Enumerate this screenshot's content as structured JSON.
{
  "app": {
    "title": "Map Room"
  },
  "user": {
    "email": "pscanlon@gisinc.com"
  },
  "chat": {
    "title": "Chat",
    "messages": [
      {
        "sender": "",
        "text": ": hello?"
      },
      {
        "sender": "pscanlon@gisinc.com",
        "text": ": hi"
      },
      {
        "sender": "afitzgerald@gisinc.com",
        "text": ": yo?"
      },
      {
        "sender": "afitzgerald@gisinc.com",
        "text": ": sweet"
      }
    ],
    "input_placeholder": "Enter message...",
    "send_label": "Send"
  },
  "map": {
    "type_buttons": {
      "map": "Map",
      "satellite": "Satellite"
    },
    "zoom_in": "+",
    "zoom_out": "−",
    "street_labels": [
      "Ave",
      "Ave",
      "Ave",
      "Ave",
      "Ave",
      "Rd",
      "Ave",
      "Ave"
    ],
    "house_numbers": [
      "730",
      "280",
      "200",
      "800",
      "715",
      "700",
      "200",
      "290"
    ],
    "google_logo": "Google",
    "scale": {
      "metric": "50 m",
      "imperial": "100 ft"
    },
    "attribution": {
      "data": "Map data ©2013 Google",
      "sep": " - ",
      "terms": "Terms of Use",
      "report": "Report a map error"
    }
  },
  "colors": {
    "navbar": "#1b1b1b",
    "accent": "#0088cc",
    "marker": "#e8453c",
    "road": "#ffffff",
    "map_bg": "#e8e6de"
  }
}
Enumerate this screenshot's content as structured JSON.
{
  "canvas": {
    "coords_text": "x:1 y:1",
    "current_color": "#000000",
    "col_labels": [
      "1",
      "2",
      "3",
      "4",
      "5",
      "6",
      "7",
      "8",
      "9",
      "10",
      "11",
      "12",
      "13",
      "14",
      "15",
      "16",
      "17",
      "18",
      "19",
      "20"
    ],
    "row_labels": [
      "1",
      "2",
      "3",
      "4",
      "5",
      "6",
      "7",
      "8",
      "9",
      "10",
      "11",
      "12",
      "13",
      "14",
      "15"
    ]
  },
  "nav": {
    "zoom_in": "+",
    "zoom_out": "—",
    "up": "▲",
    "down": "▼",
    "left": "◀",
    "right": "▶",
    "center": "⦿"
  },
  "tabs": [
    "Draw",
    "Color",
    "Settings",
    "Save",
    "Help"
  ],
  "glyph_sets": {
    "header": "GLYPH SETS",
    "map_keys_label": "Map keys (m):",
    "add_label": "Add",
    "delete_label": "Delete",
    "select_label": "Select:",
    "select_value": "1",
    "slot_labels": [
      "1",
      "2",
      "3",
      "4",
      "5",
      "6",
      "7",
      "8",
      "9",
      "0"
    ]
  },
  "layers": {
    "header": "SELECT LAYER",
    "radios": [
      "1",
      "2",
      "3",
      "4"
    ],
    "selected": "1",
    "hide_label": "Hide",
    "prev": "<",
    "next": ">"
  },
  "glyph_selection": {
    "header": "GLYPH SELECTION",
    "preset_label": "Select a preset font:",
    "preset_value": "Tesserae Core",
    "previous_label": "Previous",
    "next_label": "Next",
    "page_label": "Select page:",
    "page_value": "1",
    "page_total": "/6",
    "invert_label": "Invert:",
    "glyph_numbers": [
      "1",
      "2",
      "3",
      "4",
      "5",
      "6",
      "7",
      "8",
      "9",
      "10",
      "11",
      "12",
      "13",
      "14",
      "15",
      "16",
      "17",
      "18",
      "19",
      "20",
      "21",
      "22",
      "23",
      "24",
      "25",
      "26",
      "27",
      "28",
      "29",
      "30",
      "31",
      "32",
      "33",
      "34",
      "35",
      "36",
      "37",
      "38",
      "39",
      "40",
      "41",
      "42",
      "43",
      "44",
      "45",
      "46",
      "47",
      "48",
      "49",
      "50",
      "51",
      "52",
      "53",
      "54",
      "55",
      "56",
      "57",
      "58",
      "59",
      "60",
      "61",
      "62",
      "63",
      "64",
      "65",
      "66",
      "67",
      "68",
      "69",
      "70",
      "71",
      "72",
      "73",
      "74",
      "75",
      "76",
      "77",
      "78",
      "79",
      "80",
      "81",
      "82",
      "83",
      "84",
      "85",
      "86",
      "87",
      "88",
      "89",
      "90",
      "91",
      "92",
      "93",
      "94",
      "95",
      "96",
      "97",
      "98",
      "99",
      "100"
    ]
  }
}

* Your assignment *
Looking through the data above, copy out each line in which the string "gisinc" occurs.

* Solution for this exercise *
    "email": "pscanlon@gisinc.com"
        "sender": "pscanlon@gisinc.com",
        "sender": "afitzgerald@gisinc.com",
        "sender": "afitzgerald@gisinc.com",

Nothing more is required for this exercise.